Data extract
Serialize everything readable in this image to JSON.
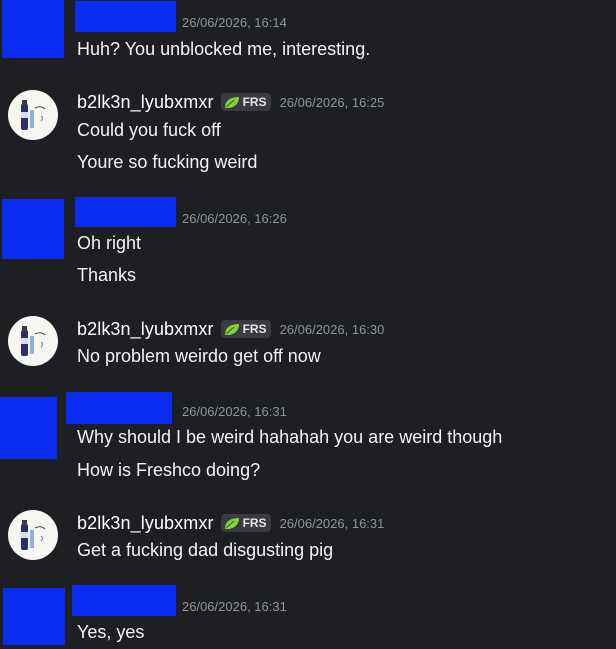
{
  "colors": {
    "background": "#1e1f22",
    "redaction": "#0a2cf2",
    "timestamp": "#8f939b",
    "tag_background": "#3a3b40",
    "leaf_green": "#7fd43a"
  },
  "tag": {
    "icon": "leaf-icon",
    "label": "FRS"
  },
  "messages": [
    {
      "author_redacted": true,
      "timestamp": "26/06/2026, 16:14",
      "lines": [
        "Huh? You unblocked me, interesting."
      ]
    },
    {
      "username": "b2lk3n_lyubxmxr",
      "timestamp": "26/06/2026, 16:25",
      "lines": [
        "Could you fuck off",
        "Youre so fucking weird"
      ]
    },
    {
      "author_redacted": true,
      "timestamp": "26/06/2026, 16:26",
      "lines": [
        "Oh right",
        "Thanks"
      ]
    },
    {
      "username": "b2lk3n_lyubxmxr",
      "timestamp": "26/06/2026, 16:30",
      "lines": [
        "No problem weirdo get off now"
      ]
    },
    {
      "author_redacted": true,
      "timestamp": "26/06/2026, 16:31",
      "lines": [
        "Why should I be weird hahahah you are weird though",
        "How is Freshco doing?"
      ]
    },
    {
      "username": "b2lk3n_lyubxmxr",
      "timestamp": "26/06/2026, 16:31",
      "lines": [
        "Get a fucking dad disgusting pig"
      ]
    },
    {
      "author_redacted": true,
      "timestamp": "26/06/2026, 16:31",
      "lines": [
        "Yes, yes"
      ]
    }
  ]
}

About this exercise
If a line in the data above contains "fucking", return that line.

Answer area
        "Youre so fucking weird"
        "Get a fucking dad disgusting pig"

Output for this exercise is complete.